Central bankers would rather think about their job in different terms – assuring “price stability” etc.
Money is good for buying opera tickets
Freud influenced Maynard Keynes. Though a monetary historian and theorist, as well as an active investor, Keynes turned up his sensitive Bloomsbury nose at the very idea that money was an object worth possessing:
“The love of money as a possession— as distinguished from the love of money as a means to the enjoyments and realities of life — will be recognised for what it is, a somewhat disgusting morbidity, one of those semi-criminal, semi-pathological propensities which one hands over with a shudder to the specialists in mental disease ….”
It’s all OK, however, if you spend money on opera tickets.
I recall, as if it were yesterday, presenting an essay – I think it was on the consumption function – to Joan Robinson, a famous disciple of the great man and one of my tutors at Cambridge. I happened to have been reading Milton Friedman – oh, dear – and made the mistake of mentioning money. “Money?”, she queried, “do you mean monetary income?” (as distinct from real income).
Needless to say, you didn’t learn much about money at university economics courses in those days.
Sublimation through economics?
Economics provides a way of sublimating a dirty business. It elevates such talk into rarified maths and abstract concepts. Yet at the same time it serves as a barrier to understanding markets powered by lust for money.
Economists’ notions of money as a means of payment, store of value etc, etc describe some of its functions in some (not all) societies, not what it is. The classical Greeks knew better. We can learn more about the nature of money from the myth of King Midas.
The moral of the myth is clear: as soon as money is real, it immediately turns into an ominous, threatening object. It controls you. (See an interesting if challenging new book “What Money Wants: An Economy of Desire”by Noam Yuran with an excellent preface by Keith Hart.) Yuran defines money not as anything that is widely accepted as money but as an object desired as money. It is an object that makes possible unlimited desire. He points out that orthodox economics totally fails to account for many phenomena – e.g. greed.

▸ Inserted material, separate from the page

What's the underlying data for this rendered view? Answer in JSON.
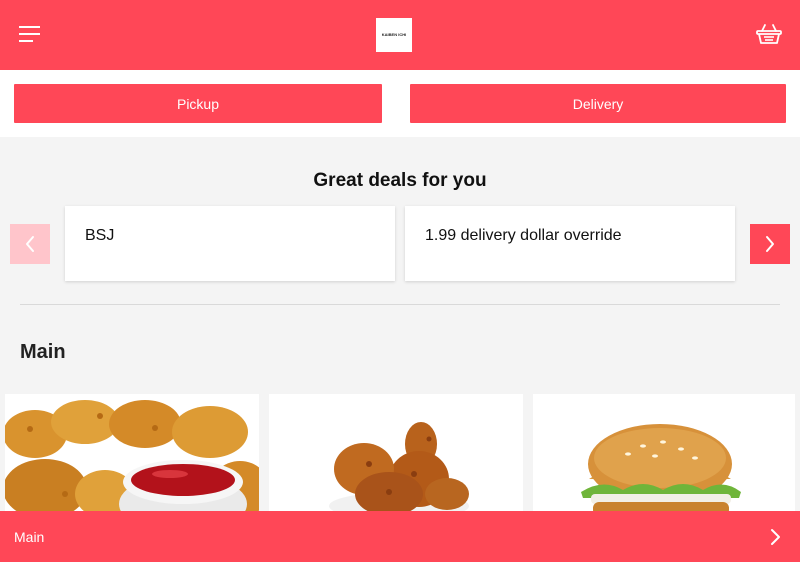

Keynes was on the right lines. But he did not explain the reason. Love of money as a possession necessarily means being possessed by money. In the 1920s DH Lawrence warned that society was already possessed by it. Over the following 50 years, another world war, the Cold War and innumerable lesser conflicts distracted people from this obsession.
But in the past 20-30 years, as a natural accompaniment of the creation of a global monetary space, it has spread worldwide – along with other associated monetary diseases. People possess more money than ever before. But more people than ever before are also possessed by it.
Yet as long as they mistake the nature of money, central bank economists will remain far from understanding the importance and implications of all this.
New waves of credit
Headlines again proclaim that we are “awash in a sea of easy credit” (The Times, July 26).
Our defences are weak. We have money but no true standard. Yes, some central bankers have started to warn about the risks of credit expansion. But the system forces central banks to go on misusing money. They see it as a technique of social engineering. That is to mistake its nature.
Although reforms have been made, they have not changed the social attitudes that led to the GFC.
These go far beyond the specific fields of central banking and bank regulation.The enigma of money holds us all in thrall. But we do rely unduly on economics and economists to avoid (and/or minimise) future crises. The discipline certainly has its uses. It is not the root of all evil. But far too much is being asked of it.
Unintentionally, we are at risk of being misled again.
That is why my book is called The Money Trap.
For why we are still in it, see here.